Records to process
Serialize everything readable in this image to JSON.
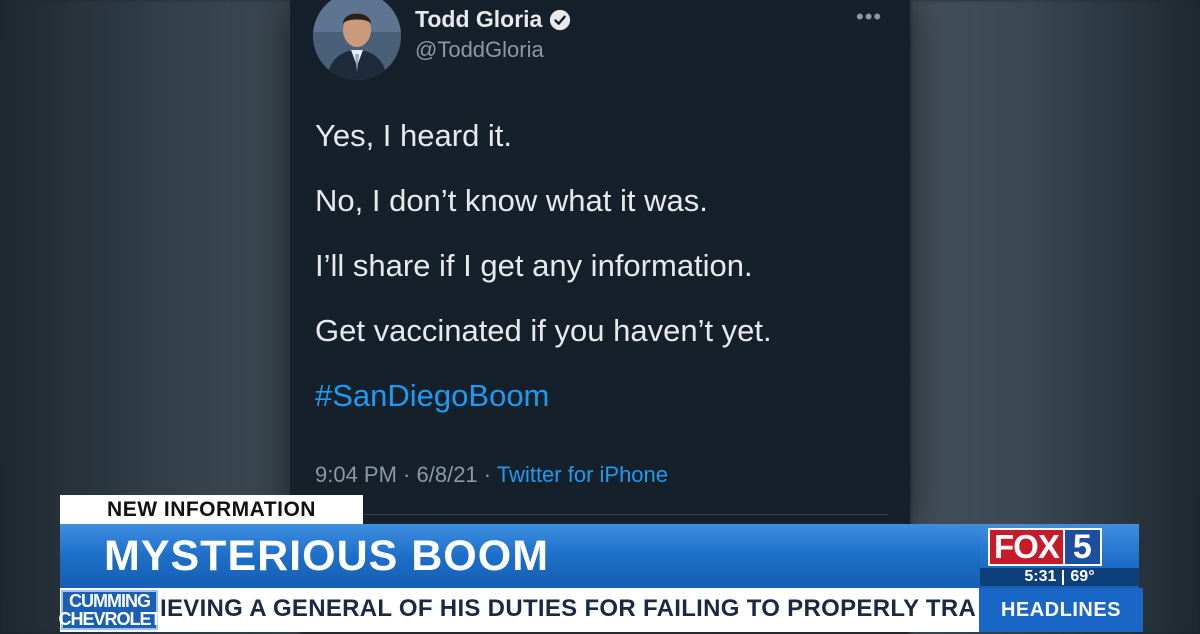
{
  "tweet": {
    "author_name": "Todd Gloria",
    "handle": "@ToddGloria",
    "more_label": "•••",
    "lines": [
      "Yes, I heard it.",
      "No, I don’t know what it was.",
      "I’ll share if I get any information.",
      "Get vaccinated if you haven’t yet."
    ],
    "hashtag": "#SanDiegoBoom",
    "time": "9:04 PM",
    "separator": " · ",
    "date": "6/8/21",
    "source": "Twitter for iPhone"
  },
  "lower_third": {
    "tag": "NEW INFORMATION",
    "headline": "MYSTERIOUS BOOM",
    "logo_fox": "FOX",
    "logo_num": "5",
    "clock": "5:31",
    "temperature": "69°"
  },
  "ticker": {
    "sponsor_line1": "CUMMING",
    "sponsor_line2": "CHEVROLET",
    "text": "IEVING A GENERAL OF HIS DUTIES FOR FAILING TO PROPERLY TRAIN",
    "section": "HEADLINES"
  },
  "colors": {
    "tweet_bg": "#15202b",
    "link_blue": "#1d9bf0",
    "headline_blue": "#1d6fc8",
    "fox_red": "#c81b2a"
  }
}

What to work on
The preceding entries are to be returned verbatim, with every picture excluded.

Exercise answer
Serialize everything readable in this image to JSON.
{
  "tweet": {
    "author_name": "Todd Gloria",
    "handle": "@ToddGloria",
    "more_label": "•••",
    "lines": [
      "Yes, I heard it.",
      "No, I don’t know what it was.",
      "I’ll share if I get any information.",
      "Get vaccinated if you haven’t yet."
    ],
    "hashtag": "#SanDiegoBoom",
    "time": "9:04 PM",
    "separator": " · ",
    "date": "6/8/21",
    "source": "Twitter for iPhone"
  },
  "lower_third": {
    "tag": "NEW INFORMATION",
    "headline": "MYSTERIOUS BOOM",
    "logo_fox": "FOX",
    "logo_num": "5",
    "clock": "5:31",
    "temperature": "69°"
  },
  "ticker": {
    "sponsor_line1": "CUMMING",
    "sponsor_line2": "CHEVROLET",
    "text": "IEVING A GENERAL OF HIS DUTIES FOR FAILING TO PROPERLY TRAIN",
    "section": "HEADLINES"
  },
  "colors": {
    "tweet_bg": "#15202b",
    "link_blue": "#1d9bf0",
    "headline_blue": "#1d6fc8",
    "fox_red": "#c81b2a"
  }
}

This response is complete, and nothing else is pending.